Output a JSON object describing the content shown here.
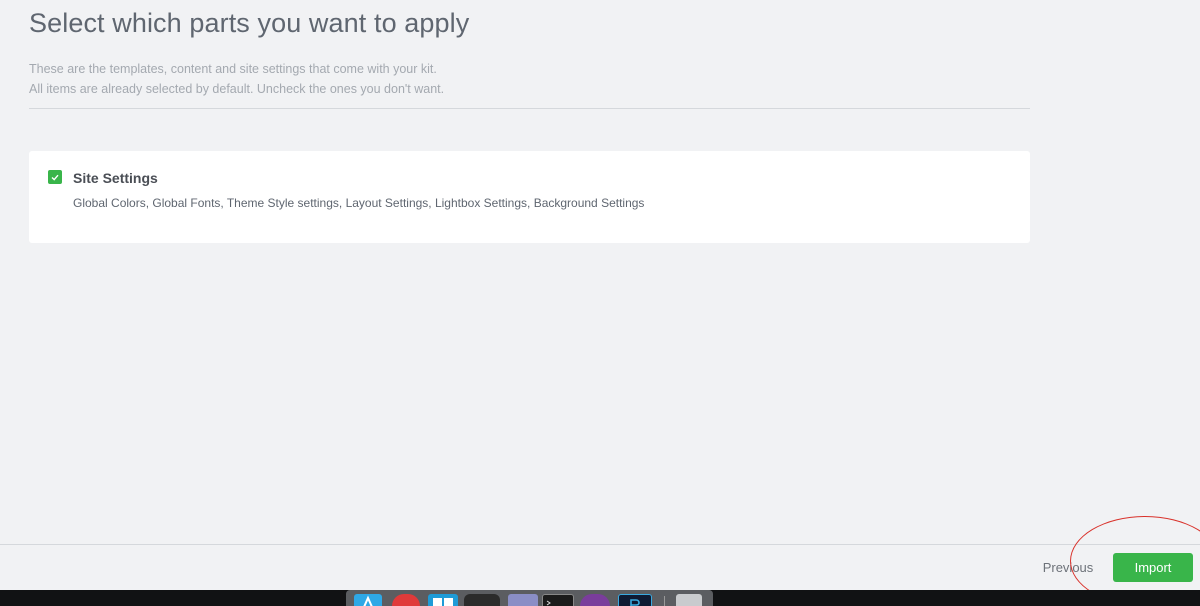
{
  "header": {
    "title": "Select which parts you want to apply",
    "description_line1": "These are the templates, content and site settings that come with your kit.",
    "description_line2": "All items are already selected by default. Uncheck the ones you don't want."
  },
  "parts": [
    {
      "title": "Site Settings",
      "description": "Global Colors, Global Fonts, Theme Style settings, Layout Settings, Lightbox Settings, Background Settings",
      "checked": true
    }
  ],
  "footer": {
    "previous_label": "Previous",
    "import_label": "Import"
  },
  "colors": {
    "accent_green": "#39b54a",
    "highlight_red": "#d9322b",
    "background": "#f1f2f4"
  },
  "dock": {
    "icons": [
      "appstore-icon",
      "vivaldi-icon",
      "window-manager-icon",
      "mission-control-icon",
      "box-icon",
      "terminal-icon",
      "github-icon",
      "photoshop-icon",
      "trash-icon"
    ]
  }
}
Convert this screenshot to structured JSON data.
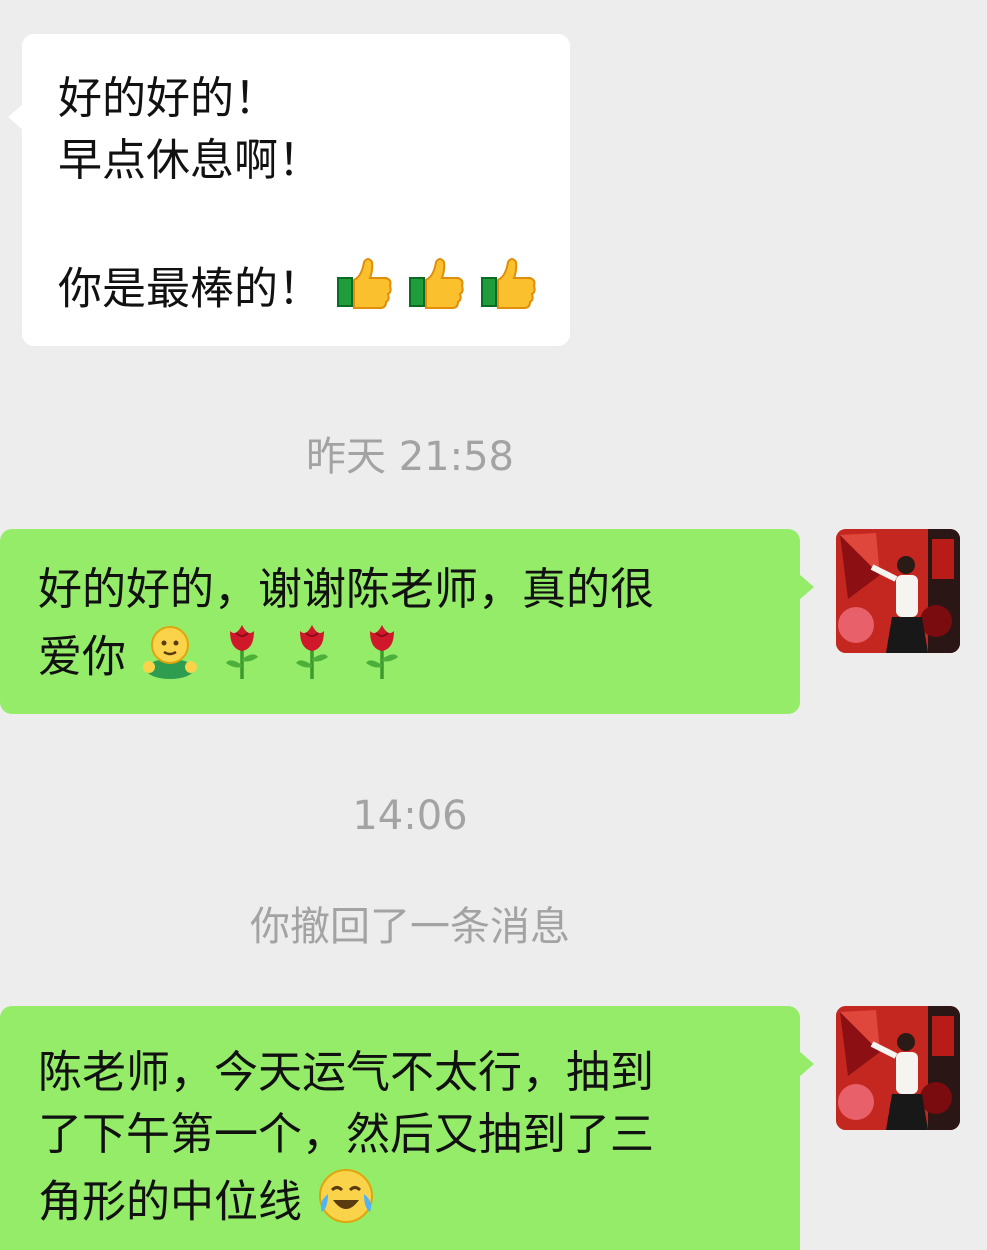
{
  "messages": [
    {
      "lines": [
        "好的好的！",
        "早点休息啊！",
        "",
        "你是最棒的！"
      ]
    },
    {
      "lines": [
        "好的好的，谢谢陈老师，真的很",
        "爱你"
      ]
    },
    {
      "lines": [
        "陈老师，今天运气不太行，抽到",
        "了下午第一个，然后又抽到了三",
        "角形的中位线"
      ]
    }
  ],
  "timestamps": [
    "昨天 21:58",
    "14:06"
  ],
  "system_notice": "你撤回了一条消息",
  "emojis": [
    "thumbs-up",
    "thumbs-up",
    "thumbs-up",
    "hugging-face",
    "rose",
    "rose",
    "rose",
    "face-with-tears-of-joy"
  ],
  "colors": {
    "background": "#ededed",
    "incoming_bubble": "#ffffff",
    "outgoing_bubble": "#95ec69",
    "meta_text": "#a3a3a3"
  }
}
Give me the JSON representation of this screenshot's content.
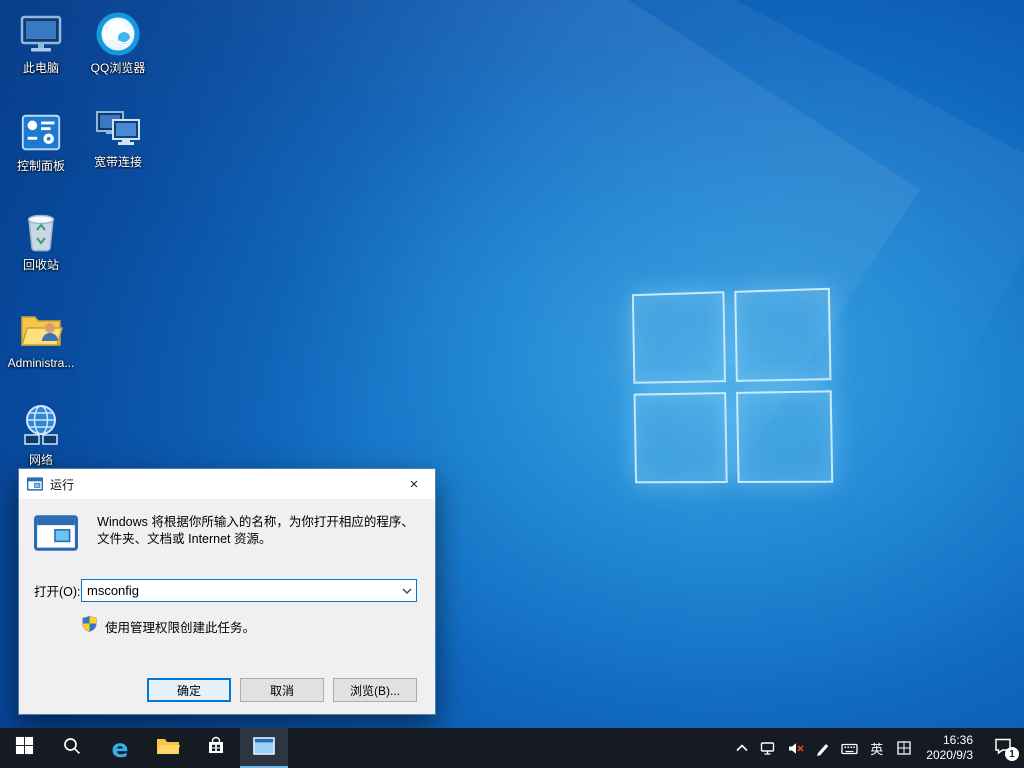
{
  "accent_color": "#0078d7",
  "desktop_icons": [
    {
      "label": "此电脑"
    },
    {
      "label": "QQ浏览器"
    },
    {
      "label": "控制面板"
    },
    {
      "label": "宽带连接"
    },
    {
      "label": "回收站"
    },
    {
      "label": "Administra..."
    },
    {
      "label": "网络"
    }
  ],
  "run_dialog": {
    "title": "运行",
    "close_glyph": "×",
    "description": "Windows 将根据你所输入的名称，为你打开相应的程序、文件夹、文档或 Internet 资源。",
    "open_label": "打开(O):",
    "input_value": "msconfig",
    "admin_note": "使用管理权限创建此任务。",
    "ok_label": "确定",
    "cancel_label": "取消",
    "browse_label": "浏览(B)..."
  },
  "taskbar": {
    "edge_glyph": "e",
    "ime_label": "英",
    "time": "16:36",
    "date": "2020/9/3",
    "notification_badge": "1"
  }
}
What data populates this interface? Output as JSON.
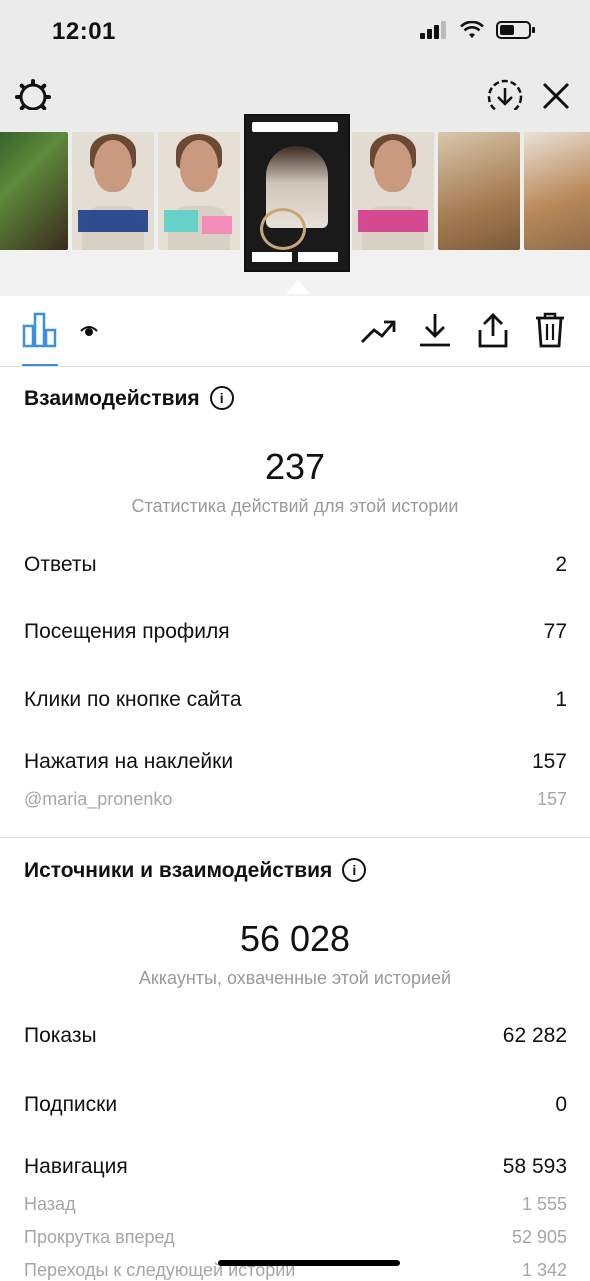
{
  "status_bar": {
    "time": "12:01"
  },
  "interactions": {
    "title": "Взаимодействия",
    "total": "237",
    "total_caption": "Статистика действий для этой истории",
    "rows": [
      {
        "label": "Ответы",
        "value": "2"
      },
      {
        "label": "Посещения профиля",
        "value": "77"
      },
      {
        "label": "Клики по кнопке сайта",
        "value": "1"
      },
      {
        "label": "Нажатия на наклейки",
        "value": "157"
      }
    ],
    "sticker_sub": {
      "label": "@maria_pronenko",
      "value": "157"
    }
  },
  "discovery": {
    "title": "Источники и взаимодействия",
    "total": "56 028",
    "total_caption": "Аккаунты, охваченные этой историей",
    "rows": [
      {
        "label": "Показы",
        "value": "62 282"
      },
      {
        "label": "Подписки",
        "value": "0"
      },
      {
        "label": "Навигация",
        "value": "58 593"
      }
    ],
    "navigation_sub": [
      {
        "label": "Назад",
        "value": "1 555"
      },
      {
        "label": "Прокрутка вперед",
        "value": "52 905"
      },
      {
        "label": "Переходы к следующей истории",
        "value": "1 342"
      }
    ]
  },
  "colors": {
    "accent": "#3b8fe0",
    "muted": "#9a9a9a"
  },
  "icons": [
    "settings-gear-icon",
    "download-circle-icon",
    "close-icon",
    "bar-chart-icon",
    "eye-icon",
    "trending-icon",
    "download-icon",
    "share-icon",
    "trash-icon"
  ]
}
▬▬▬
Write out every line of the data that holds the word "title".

    "title": "Select which parts you want to apply",
      "title": "Site Settings",
    "title": "运行",
    "title": "Взаимодействия",
    "title": "Источники и взаимодействия",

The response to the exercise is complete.